I imagine that someone super-glued them to the sidewalk and was sitting somewhere nearby watching fools like me try to remove the quarters in vain.

Oddly, enough, when I returned home that night, the quarters were gone. I guess someone was carrying around some acetone or a nail file to effectively pick them up. You better believe that I would have tried both if I had them.


Career Break - Still on Track

Last night, I had a heart-to-heart with my mother about my plans for a year abroad. The night before she sent me an email that included the lines: “Why are you rushing this? You have a once-in-a-lifetime job opportunity that pays well and has benefits. Are you ready to handle the change in your lifestyle when you are abroad and when you return? ”

Of course, I spent the day with a stress headache thinking about my mother’s email. It was odd that she sent her words of doubt only a few weeks after giving me her blessing. It turns out that my mother didn’t quite understand my plans—that I had a plan. I think she imagined that I was going to buy a one-way ticket to France and live as a street performer. That is not the case.

The good thing about yesterday was that it refocused me. I realize now how much I value an experience abroad that is professional in nature. Sure, I've spent hours researching university language program. I have even selected my top 4 choices (3 in Lyon and 1 in Avignon). While learning French is the fundamental objective of my break, I am reaching for more. My first choice is finding a fellowship or internship program that I can provide me with professional experiences and skills that directly relate to my career goals.

Reading articles like this one in The New York Times earlier this week, reminded me that I’m not the first person (nor the last) to contemplate a career sabbatical. Floyd did it for a year. I remember how skeptical I was about his plan. He is now one of my cheerleaders.

So, I’m going to continue to scour the web and talk to people. I need to amass as much information as I can. It is all stressing me out but it’s a happy stress. A stress that is motivating me to turn my deepest dreams in to a plan.

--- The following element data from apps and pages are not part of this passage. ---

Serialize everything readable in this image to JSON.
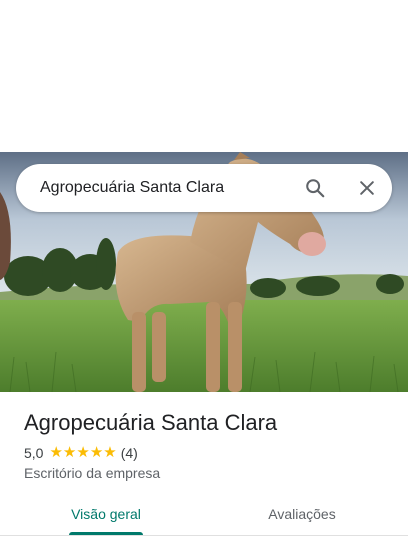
{
  "search": {
    "query": "Agropecuária Santa Clara"
  },
  "place": {
    "name": "Agropecuária Santa Clara",
    "rating": "5,0",
    "stars": 5,
    "review_count": "(4)",
    "category": "Escritório da empresa"
  },
  "tabs": [
    {
      "label": "Visão geral",
      "active": true
    },
    {
      "label": "Avaliações",
      "active": false
    }
  ],
  "colors": {
    "accent": "#00796b",
    "star": "#fbbc04"
  },
  "icons": {
    "search": "search-icon",
    "close": "close-icon"
  }
}
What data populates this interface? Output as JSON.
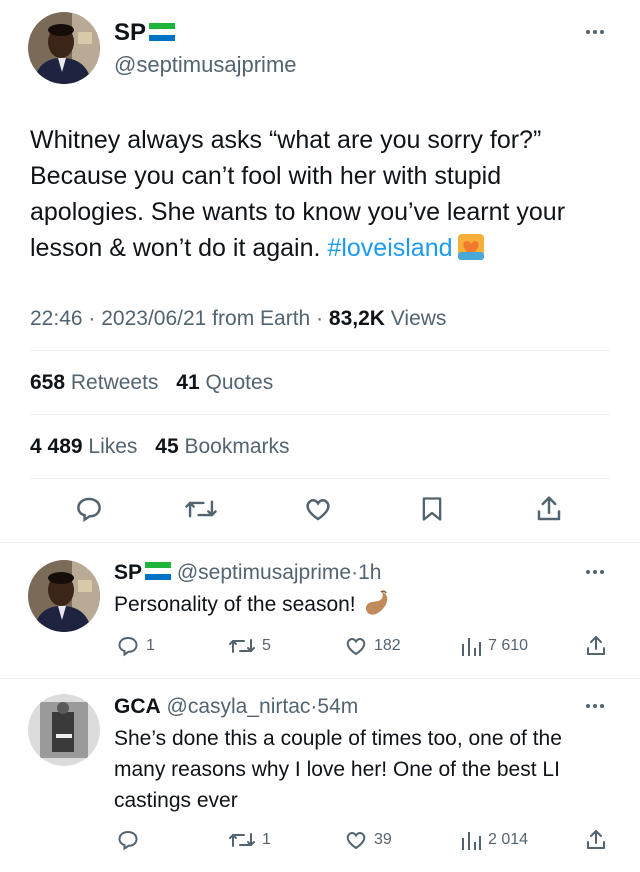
{
  "colors": {
    "link": "#1d9bf0",
    "muted": "#536471",
    "text": "#0f1419",
    "divider": "#eff3f4"
  },
  "main_tweet": {
    "display_name": "SP",
    "flag_icon": "sierra-leone-flag-icon",
    "handle": "@septimusajprime",
    "text_before_hashtag": "Whitney always asks “what are you sorry for?” Because you can’t fool with her with stupid apologies. She wants to know you’ve learnt your lesson & won’t do it again.",
    "hashtag": "#loveisland",
    "hashtag_emoji_icon": "love-island-heart-emoji",
    "time": "22:46",
    "date": "2023/06/21 from Earth",
    "views_count": "83,2K",
    "views_label": "Views",
    "retweets_count": "658",
    "retweets_label": "Retweets",
    "quotes_count": "41",
    "quotes_label": "Quotes",
    "likes_count": "4 489",
    "likes_label": "Likes",
    "bookmarks_count": "45",
    "bookmarks_label": "Bookmarks",
    "action_icons": [
      "reply-icon",
      "retweet-icon",
      "like-icon",
      "bookmark-icon",
      "share-icon"
    ]
  },
  "replies": [
    {
      "display_name": "SP",
      "handle": "@septimusajprime",
      "time": "1h",
      "text": "Personality of the season!",
      "emoji_icon": "pinching-hand-emoji",
      "reply_count": "1",
      "retweet_count": "5",
      "like_count": "182",
      "view_count": "7 610"
    },
    {
      "display_name": "GCA",
      "handle": "@casyla_nirtac",
      "time": "54m",
      "text": "She’s done this a couple of times too, one of the many reasons why I love her! One of the best LI castings ever",
      "reply_count": "",
      "retweet_count": "1",
      "like_count": "39",
      "view_count": "2 014"
    }
  ]
}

I want to do this break right. Sure, there will be hiccups along the way but I want to be sure that I explore all of my options and put in place a sound safety net for my time outside of the rat race and particularly, for when I return.